Postage calculated at checkout
“Deeply informed, finely written and passionate, Allan Behm’s No Enemies No Friends shows how much of Australia’s ability to successfully navigate an increasingly dangerous world demands that we look with the same sharp clarity at ourselves as at the world outside.” Allan Gyngell
“In an era where the world seems divided and fractious amongst seismic geo-political shifts, Allan Behm offers optimism in the form of a way forward – one where Australia’s position is securer and our reputation improved. Behm’s thoughtful, insightful analysis, policy insights and strategic vision for the future offers hope in a time of political cynicism – one that would see us become our best self not just internationally but domestically as well.” Professor Larissa Behrendt
“This is a necessary and valuable work, bursting with the wisdom of scholarship and to put it plainly, the accumulated confidence of age. Destined to become and remain important long after comparable works have been forgotten.” Professor Mark Kenny
“A provocative book that turns the mirror on ourselves, our delusions, and our assumptions. In arguing for a recalibration of our strategic future it offers insights into the possibilities, more suited to our Realpolitik.” Former Chief of the Defence Force Admiral Chris Barrie AC, RAN (Ret’d). Honorary Professor, Strategic and Defence Studies Centre, ANU.
About the book:
The orthodoxy that increased defence spending will deliver increased national security confirms the status quo. But it does not help us to deal with shocks and surprises. How should Australia re-calibrate its national security settings to deal with global disruption?
Australia’s cultural and historical experiences have shaped our security thinking. Our mindset is built around interlocking pathologies: racism, misogyny, isolation, insecurity, a brashness that masks a deep lack of self-confidence, and the perverse effects of the cultural cringe.
This book is not about why Australia has become so good at getting things so bad. Rather, it suggests we have every capability to improve. It is less a lamentation for what might have been than a meditation on how to learn sure-footedness in our international affairs, in a new and less predictable world. We need to maintain a credible defence force, and invest in diplomacy to reduce our dependence on military force and defence alliances. This is crucial for the maintenance of our long-term security and confidence to become a significant international actor.
Allan Behm has been thinking about international relations, national security and defence matters in the service of a strong democracy over his long career in public policy.
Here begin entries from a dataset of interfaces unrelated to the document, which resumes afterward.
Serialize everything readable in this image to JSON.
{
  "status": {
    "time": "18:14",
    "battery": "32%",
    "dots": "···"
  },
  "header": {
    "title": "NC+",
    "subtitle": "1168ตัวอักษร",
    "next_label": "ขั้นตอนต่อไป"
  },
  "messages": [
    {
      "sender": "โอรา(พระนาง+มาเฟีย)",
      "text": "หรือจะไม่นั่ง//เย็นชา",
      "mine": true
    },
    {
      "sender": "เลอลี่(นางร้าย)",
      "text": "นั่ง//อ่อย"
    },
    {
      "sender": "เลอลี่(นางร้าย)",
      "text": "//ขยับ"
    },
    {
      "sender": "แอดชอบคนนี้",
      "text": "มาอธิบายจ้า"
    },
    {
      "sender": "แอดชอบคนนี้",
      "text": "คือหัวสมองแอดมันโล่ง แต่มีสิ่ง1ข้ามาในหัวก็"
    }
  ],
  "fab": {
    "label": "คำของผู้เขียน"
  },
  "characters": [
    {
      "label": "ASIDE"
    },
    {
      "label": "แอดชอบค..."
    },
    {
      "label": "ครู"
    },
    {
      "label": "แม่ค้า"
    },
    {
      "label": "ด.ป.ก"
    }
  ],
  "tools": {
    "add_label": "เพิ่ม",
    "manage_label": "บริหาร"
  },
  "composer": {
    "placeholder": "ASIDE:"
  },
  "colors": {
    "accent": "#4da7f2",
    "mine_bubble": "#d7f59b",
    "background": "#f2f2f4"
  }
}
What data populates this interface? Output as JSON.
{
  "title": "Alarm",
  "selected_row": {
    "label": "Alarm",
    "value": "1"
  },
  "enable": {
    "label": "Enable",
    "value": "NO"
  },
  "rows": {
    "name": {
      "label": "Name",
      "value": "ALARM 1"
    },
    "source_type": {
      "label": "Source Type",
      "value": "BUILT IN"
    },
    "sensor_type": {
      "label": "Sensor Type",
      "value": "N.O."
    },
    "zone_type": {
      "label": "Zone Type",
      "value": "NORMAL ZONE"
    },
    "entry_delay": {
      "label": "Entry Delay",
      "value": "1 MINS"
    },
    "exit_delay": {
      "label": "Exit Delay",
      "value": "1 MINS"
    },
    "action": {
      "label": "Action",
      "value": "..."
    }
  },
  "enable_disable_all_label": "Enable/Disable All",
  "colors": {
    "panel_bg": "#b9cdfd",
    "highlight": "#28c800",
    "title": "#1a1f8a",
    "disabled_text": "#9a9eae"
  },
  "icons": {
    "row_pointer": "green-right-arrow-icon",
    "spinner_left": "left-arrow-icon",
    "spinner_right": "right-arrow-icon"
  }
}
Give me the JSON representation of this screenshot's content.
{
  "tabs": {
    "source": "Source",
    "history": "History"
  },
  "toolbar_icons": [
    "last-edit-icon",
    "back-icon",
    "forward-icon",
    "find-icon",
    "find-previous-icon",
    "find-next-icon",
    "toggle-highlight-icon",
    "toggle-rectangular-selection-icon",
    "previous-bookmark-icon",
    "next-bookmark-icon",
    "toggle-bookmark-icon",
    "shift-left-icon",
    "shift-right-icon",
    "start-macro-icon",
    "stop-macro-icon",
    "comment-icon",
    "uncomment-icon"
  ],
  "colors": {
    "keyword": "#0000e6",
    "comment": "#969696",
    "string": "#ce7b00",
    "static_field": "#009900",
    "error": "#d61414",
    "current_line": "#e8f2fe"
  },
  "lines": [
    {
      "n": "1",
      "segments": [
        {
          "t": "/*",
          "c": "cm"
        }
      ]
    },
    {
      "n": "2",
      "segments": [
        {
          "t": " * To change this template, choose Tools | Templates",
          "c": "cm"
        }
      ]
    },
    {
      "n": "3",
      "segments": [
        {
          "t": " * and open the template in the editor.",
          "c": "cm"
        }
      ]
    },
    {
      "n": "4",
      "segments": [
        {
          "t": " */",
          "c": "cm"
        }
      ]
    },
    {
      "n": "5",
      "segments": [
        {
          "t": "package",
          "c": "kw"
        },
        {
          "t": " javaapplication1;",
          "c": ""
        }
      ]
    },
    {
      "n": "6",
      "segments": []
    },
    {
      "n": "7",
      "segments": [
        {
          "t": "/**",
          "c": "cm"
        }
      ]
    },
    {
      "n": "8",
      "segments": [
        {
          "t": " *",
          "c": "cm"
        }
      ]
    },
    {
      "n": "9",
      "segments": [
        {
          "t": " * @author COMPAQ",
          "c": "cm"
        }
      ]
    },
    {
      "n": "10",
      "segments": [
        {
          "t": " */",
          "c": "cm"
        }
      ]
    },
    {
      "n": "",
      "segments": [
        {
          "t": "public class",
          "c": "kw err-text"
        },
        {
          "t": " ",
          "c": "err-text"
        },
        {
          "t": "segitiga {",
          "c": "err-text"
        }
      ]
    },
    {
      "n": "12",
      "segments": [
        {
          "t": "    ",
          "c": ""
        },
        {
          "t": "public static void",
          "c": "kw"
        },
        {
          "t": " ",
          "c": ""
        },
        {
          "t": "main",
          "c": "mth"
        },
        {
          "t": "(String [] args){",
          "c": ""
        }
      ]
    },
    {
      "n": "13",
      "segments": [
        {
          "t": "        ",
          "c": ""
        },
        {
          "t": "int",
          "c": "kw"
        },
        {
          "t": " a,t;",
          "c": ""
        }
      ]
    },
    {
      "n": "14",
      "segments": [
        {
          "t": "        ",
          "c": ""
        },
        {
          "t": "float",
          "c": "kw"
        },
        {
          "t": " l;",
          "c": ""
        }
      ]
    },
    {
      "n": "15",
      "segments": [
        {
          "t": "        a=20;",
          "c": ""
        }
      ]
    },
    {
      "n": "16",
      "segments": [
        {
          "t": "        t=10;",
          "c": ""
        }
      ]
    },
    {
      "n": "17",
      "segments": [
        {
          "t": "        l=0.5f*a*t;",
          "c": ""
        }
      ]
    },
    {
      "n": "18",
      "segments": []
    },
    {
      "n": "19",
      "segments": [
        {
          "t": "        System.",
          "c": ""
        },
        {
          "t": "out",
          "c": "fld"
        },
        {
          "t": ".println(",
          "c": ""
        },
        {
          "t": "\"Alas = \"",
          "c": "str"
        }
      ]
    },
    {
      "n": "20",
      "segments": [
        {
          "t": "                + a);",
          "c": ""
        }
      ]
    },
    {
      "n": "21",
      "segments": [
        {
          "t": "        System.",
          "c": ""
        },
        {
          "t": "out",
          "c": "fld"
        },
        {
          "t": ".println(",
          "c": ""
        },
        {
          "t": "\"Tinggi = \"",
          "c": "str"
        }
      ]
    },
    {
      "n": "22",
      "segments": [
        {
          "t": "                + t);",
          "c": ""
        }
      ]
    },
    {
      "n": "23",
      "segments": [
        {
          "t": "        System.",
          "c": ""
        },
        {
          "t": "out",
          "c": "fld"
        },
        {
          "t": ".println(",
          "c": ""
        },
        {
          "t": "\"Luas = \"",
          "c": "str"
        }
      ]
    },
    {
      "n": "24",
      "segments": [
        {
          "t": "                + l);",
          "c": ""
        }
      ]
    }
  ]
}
About the author:
Allan Behm specialises in political and security risk evaluation, policy analysis and development, and negotiating the policy/politics interface.
Following a career spanning nearly thirty years in the Australian Public Service, he was Chief of Staff to Minister for Climate Change and Industry Greg Combet (2009 to 2013) and senior advisor to the Shadow Minister for Foreign Affairs, Senator Penny Wong (2017–19).
No, Minister – an insider’s account of what actually goes on in Parliament House – was published by MUP in 2015. Allan Behm is Director, International & Security Affairs Program at The Australia Institute in Canberra.
In No Enemies No Friends, Allan Behm offers a forensic analysis of the “pathologies” of Australia's strategic mindset.
Unlike so many of his contemporaries, Behm’s detailed and historically grounded explanation of that mindset engages in an important critique of the stale, self-reinforcing orthodoxy of Australia’s national security policy club.
Behm skewers the false promise of deterrence, offers a blistering critique of Australia’s relationship with the United States and the recently announced AUKUS alliance, and makes a compelling argument for a complete overhaul of Australia’s engagement with our region.
And unlike so many of his fellow club-members, Behm refuses to draw artificial boundaries between Australia’s domestic and international politics and history. No Enemies No Friends faces the truth of Australia's racist history and present head on, showing how central that is to this country’s security mindset – and, critically, the reactionary and shameful role Australia plays in the world today. As Behm so clearly demonstrates, there’s no remedying Australia’s foreign policy morass without first coming to terms, collectively, with our past. It is only then that we might begin the radical reconceptualisation of Australian foreign and security policy that we so urgently need.
No Enemies No Friends calls for a collective reckoning, and a collective renewal of leadership, ambition and imagination. The book outlines practical ways to begin such a transformation, without ever pretending that it would be easy or that one analyst alone could possibly have all the answers. In his embrace of that complexity, Behm offers real hope for a radically different future for this country and its place in the world.
Dr Emma Shortis RMIT University